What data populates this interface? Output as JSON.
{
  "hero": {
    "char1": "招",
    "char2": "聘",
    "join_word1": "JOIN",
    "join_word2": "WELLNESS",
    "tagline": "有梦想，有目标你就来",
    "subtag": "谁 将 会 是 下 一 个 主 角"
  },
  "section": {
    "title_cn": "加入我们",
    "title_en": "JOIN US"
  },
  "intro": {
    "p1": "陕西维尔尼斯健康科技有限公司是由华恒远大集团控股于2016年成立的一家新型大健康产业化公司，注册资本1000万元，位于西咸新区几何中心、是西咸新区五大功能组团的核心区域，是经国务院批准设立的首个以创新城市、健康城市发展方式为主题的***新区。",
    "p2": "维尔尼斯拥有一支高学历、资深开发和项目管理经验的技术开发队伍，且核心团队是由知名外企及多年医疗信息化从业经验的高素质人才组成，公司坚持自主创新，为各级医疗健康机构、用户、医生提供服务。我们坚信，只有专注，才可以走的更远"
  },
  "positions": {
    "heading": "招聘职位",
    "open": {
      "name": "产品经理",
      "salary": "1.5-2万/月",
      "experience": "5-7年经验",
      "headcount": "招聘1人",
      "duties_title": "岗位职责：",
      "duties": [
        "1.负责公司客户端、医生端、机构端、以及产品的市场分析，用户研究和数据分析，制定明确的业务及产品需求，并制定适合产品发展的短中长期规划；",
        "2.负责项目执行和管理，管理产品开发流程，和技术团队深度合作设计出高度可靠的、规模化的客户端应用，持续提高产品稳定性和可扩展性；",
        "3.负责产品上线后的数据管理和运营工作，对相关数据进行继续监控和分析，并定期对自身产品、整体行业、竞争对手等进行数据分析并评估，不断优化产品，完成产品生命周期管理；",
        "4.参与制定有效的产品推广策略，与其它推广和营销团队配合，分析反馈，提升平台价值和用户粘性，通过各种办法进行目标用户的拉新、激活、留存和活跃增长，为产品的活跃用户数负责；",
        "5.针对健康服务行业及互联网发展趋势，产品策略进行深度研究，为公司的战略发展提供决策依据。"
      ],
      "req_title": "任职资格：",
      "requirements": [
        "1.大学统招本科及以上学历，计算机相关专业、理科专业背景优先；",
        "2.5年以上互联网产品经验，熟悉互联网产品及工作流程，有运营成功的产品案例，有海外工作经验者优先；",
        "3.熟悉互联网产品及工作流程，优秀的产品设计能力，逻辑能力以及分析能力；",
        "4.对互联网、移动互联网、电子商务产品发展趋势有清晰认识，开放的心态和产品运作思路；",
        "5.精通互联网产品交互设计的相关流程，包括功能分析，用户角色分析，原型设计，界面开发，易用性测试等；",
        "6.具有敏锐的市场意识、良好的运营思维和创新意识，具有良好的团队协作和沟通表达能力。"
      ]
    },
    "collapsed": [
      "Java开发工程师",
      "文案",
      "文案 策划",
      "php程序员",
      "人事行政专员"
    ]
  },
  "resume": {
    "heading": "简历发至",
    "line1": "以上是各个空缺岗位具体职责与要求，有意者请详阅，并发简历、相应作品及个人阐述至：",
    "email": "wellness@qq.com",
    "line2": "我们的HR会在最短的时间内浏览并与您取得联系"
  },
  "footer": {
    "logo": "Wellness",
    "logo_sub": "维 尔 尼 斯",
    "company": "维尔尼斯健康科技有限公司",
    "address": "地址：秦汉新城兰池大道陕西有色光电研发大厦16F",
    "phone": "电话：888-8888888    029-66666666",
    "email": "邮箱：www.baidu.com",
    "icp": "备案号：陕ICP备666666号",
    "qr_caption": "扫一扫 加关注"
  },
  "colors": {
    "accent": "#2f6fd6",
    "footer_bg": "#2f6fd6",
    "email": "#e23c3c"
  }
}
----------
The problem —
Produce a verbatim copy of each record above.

Response for this exercise —
What data populates this interface? Output as JSON.
{
  "hero": {
    "char1": "招",
    "char2": "聘",
    "join_word1": "JOIN",
    "join_word2": "WELLNESS",
    "tagline": "有梦想，有目标你就来",
    "subtag": "谁 将 会 是 下 一 个 主 角"
  },
  "section": {
    "title_cn": "加入我们",
    "title_en": "JOIN US"
  },
  "intro": {
    "p1": "陕西维尔尼斯健康科技有限公司是由华恒远大集团控股于2016年成立的一家新型大健康产业化公司，注册资本1000万元，位于西咸新区几何中心、是西咸新区五大功能组团的核心区域，是经国务院批准设立的首个以创新城市、健康城市发展方式为主题的***新区。",
    "p2": "维尔尼斯拥有一支高学历、资深开发和项目管理经验的技术开发队伍，且核心团队是由知名外企及多年医疗信息化从业经验的高素质人才组成，公司坚持自主创新，为各级医疗健康机构、用户、医生提供服务。我们坚信，只有专注，才可以走的更远"
  },
  "positions": {
    "heading": "招聘职位",
    "open": {
      "name": "产品经理",
      "salary": "1.5-2万/月",
      "experience": "5-7年经验",
      "headcount": "招聘1人",
      "duties_title": "岗位职责：",
      "duties": [
        "1.负责公司客户端、医生端、机构端、以及产品的市场分析，用户研究和数据分析，制定明确的业务及产品需求，并制定适合产品发展的短中长期规划；",
        "2.负责项目执行和管理，管理产品开发流程，和技术团队深度合作设计出高度可靠的、规模化的客户端应用，持续提高产品稳定性和可扩展性；",
        "3.负责产品上线后的数据管理和运营工作，对相关数据进行继续监控和分析，并定期对自身产品、整体行业、竞争对手等进行数据分析并评估，不断优化产品，完成产品生命周期管理；",
        "4.参与制定有效的产品推广策略，与其它推广和营销团队配合，分析反馈，提升平台价值和用户粘性，通过各种办法进行目标用户的拉新、激活、留存和活跃增长，为产品的活跃用户数负责；",
        "5.针对健康服务行业及互联网发展趋势，产品策略进行深度研究，为公司的战略发展提供决策依据。"
      ],
      "req_title": "任职资格：",
      "requirements": [
        "1.大学统招本科及以上学历，计算机相关专业、理科专业背景优先；",
        "2.5年以上互联网产品经验，熟悉互联网产品及工作流程，有运营成功的产品案例，有海外工作经验者优先；",
        "3.熟悉互联网产品及工作流程，优秀的产品设计能力，逻辑能力以及分析能力；",
        "4.对互联网、移动互联网、电子商务产品发展趋势有清晰认识，开放的心态和产品运作思路；",
        "5.精通互联网产品交互设计的相关流程，包括功能分析，用户角色分析，原型设计，界面开发，易用性测试等；",
        "6.具有敏锐的市场意识、良好的运营思维和创新意识，具有良好的团队协作和沟通表达能力。"
      ]
    },
    "collapsed": [
      "Java开发工程师",
      "文案",
      "文案 策划",
      "php程序员",
      "人事行政专员"
    ]
  },
  "resume": {
    "heading": "简历发至",
    "line1": "以上是各个空缺岗位具体职责与要求，有意者请详阅，并发简历、相应作品及个人阐述至：",
    "email": "wellness@qq.com",
    "line2": "我们的HR会在最短的时间内浏览并与您取得联系"
  },
  "footer": {
    "logo": "Wellness",
    "logo_sub": "维 尔 尼 斯",
    "company": "维尔尼斯健康科技有限公司",
    "address": "地址：秦汉新城兰池大道陕西有色光电研发大厦16F",
    "phone": "电话：888-8888888    029-66666666",
    "email": "邮箱：www.baidu.com",
    "icp": "备案号：陕ICP备666666号",
    "qr_caption": "扫一扫 加关注"
  },
  "colors": {
    "accent": "#2f6fd6",
    "footer_bg": "#2f6fd6",
    "email": "#e23c3c"
  }
}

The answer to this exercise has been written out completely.